Red:A Crayon’s Story
Written and Illustrated by: Michael Hall
Hardcover: 40 pages ages 4+
Published by: Greenwillow Books on February 3, 2015
Theme/Topic: Being yourself
Opening and Synopsis:
Opening – “He was red.”
Synopsis (from publisher) – “Red has a bright red label, but he is, in fact, blue. His teacher tries to help him be red (let’s draw strawberries!), his mother tries to help him be red by sending him out on a playdate with a yellow classmate (go draw a nice orange!), and the scissors try to help him be red by snipping his label so that he has room to breathe. But Red is miserable. He just can’t be red, no matter how hard he tries! Finally, a brand-new friend offers a brand-new perspective, and Red discovers what readers have known all along. He’s blue! This funny, heartwarming, colorful picture book about finding the courage to be true to your inner self can be read on multiple levels, and it offers something for everyone!”
Red:A Crayon’s Story – Our Review
Why I liked this book- This seems the ultimate “be yourself” book. It shows that if you just judge by appearance, you can get an entirely different outlook than on what’s inside the “wrapper”. The illustrations are quirky and fun to look at. I like how the white page is really “paper” for the crayons to draw on. That was pretty cool. This is a wonderful book, and I was happy to review it. “Red” is a nice crayon who you care for. There is some humor in the story, because the reader instantly knows that Red is blue. This is a nice book for diversity teaching.
Activities and Resources-
There is a printable activity and teacher’s guise to go along with the books at the publisher’s website. Click HERE to get them.
Get some crayons and make an adventure for them! Or, have the crayons DRAW the adventure for them!

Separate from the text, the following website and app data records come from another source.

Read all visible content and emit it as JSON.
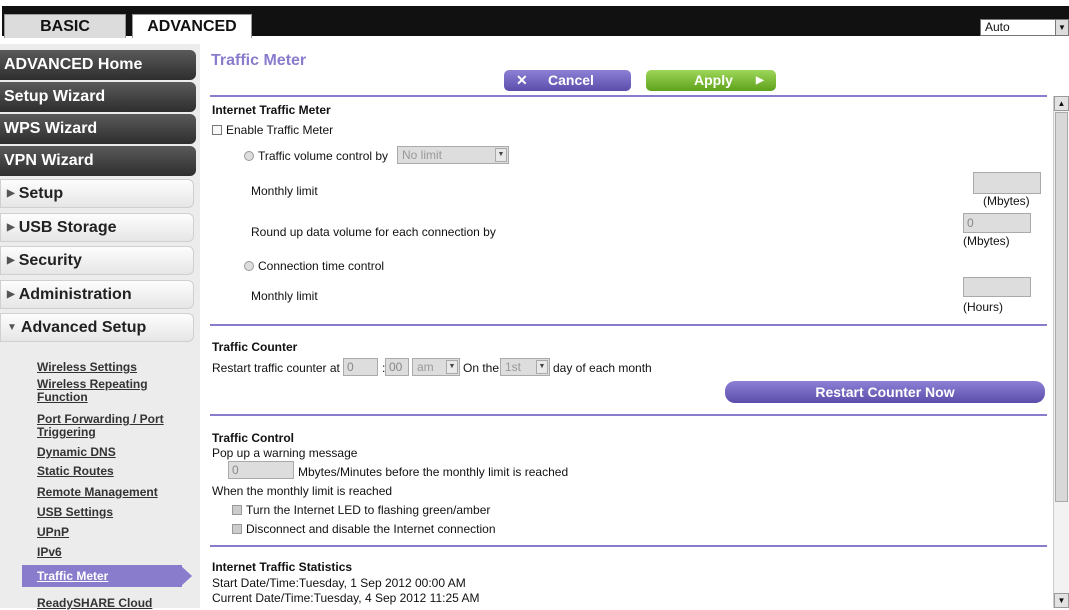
{
  "tabs": {
    "basic": "BASIC",
    "advanced": "ADVANCED"
  },
  "language": {
    "value": "Auto"
  },
  "sidebar": {
    "dark": [
      "ADVANCED Home",
      "Setup Wizard",
      "WPS Wizard",
      "VPN Wizard"
    ],
    "light": [
      "Setup",
      "USB Storage",
      "Security",
      "Administration",
      "Advanced Setup"
    ],
    "sub": [
      "Wireless Settings",
      "Wireless Repeating Function",
      "Port Forwarding / Port Triggering",
      "Dynamic DNS",
      "Static Routes",
      "Remote Management",
      "USB Settings",
      "UPnP",
      "IPv6",
      "Traffic Meter",
      "ReadySHARE Cloud"
    ]
  },
  "page": {
    "title": "Traffic Meter",
    "cancel": "Cancel",
    "apply": "Apply"
  },
  "meter": {
    "heading": "Internet Traffic Meter",
    "enable": "Enable Traffic Meter",
    "volume_label": "Traffic volume control by",
    "volume_select": "No limit",
    "monthly_limit": "Monthly limit",
    "mbytes": "(Mbytes)",
    "roundup": "Round up data volume for each connection by",
    "roundup_value": "0",
    "conn_time": "Connection time control",
    "hours": "(Hours)"
  },
  "counter": {
    "heading": "Traffic Counter",
    "restart_at": "Restart traffic counter at",
    "hour": "0",
    "colon": ":",
    "minute": "00",
    "ampm": "am",
    "on_the": "On the",
    "day": "1st",
    "day_suffix": "day of each month",
    "restart_now": "Restart Counter Now"
  },
  "control": {
    "heading": "Traffic Control",
    "popup": "Pop up a warning message",
    "warn_value": "0",
    "warn_text": "Mbytes/Minutes before the monthly limit is reached",
    "when": "When the monthly limit is reached",
    "led": "Turn the Internet LED to flashing green/amber",
    "disconnect": "Disconnect and disable the Internet connection"
  },
  "stats": {
    "heading": "Internet Traffic Statistics",
    "start": "Start Date/Time:Tuesday, 1 Sep 2012 00:00 AM",
    "current": "Current Date/Time:Tuesday, 4 Sep 2012 11:25 AM"
  }
}
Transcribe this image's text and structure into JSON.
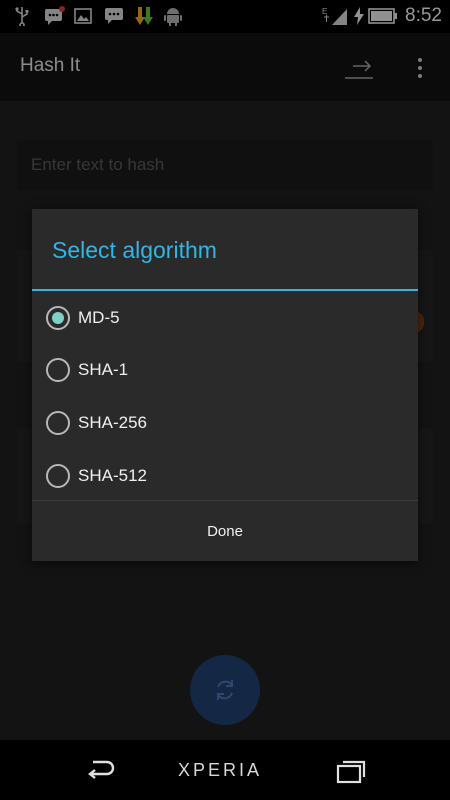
{
  "status_bar": {
    "time": "8:52",
    "left_icons": [
      "usb-icon",
      "messaging-icon",
      "gallery-icon",
      "messaging-icon",
      "download-icon",
      "android-icon"
    ],
    "right_icons": [
      "edge-signal-icon",
      "battery-charging-icon"
    ]
  },
  "app_bar": {
    "title": "Hash It",
    "actions": [
      "share-icon",
      "overflow-menu-icon"
    ]
  },
  "input": {
    "placeholder": "Enter text to hash",
    "value": ""
  },
  "dialog": {
    "title": "Select algorithm",
    "options": [
      {
        "label": "MD-5",
        "selected": true
      },
      {
        "label": "SHA-1",
        "selected": false
      },
      {
        "label": "SHA-256",
        "selected": false
      },
      {
        "label": "SHA-512",
        "selected": false
      }
    ],
    "done_label": "Done"
  },
  "fab": {
    "icon": "refresh-icon"
  },
  "nav_bar": {
    "brand": "XPERIA",
    "buttons": [
      "back-icon",
      "recent-apps-icon"
    ]
  },
  "colors": {
    "accent": "#33b5e5",
    "radio_selected": "#7fd1c8",
    "fab": "#1f3c6b"
  }
}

Or how about getting coloring pages and have kids color the pages colors that aren’t the “normal” colors for the picture – like this one – I think the woolly mammoth wants to be pink with a little brown.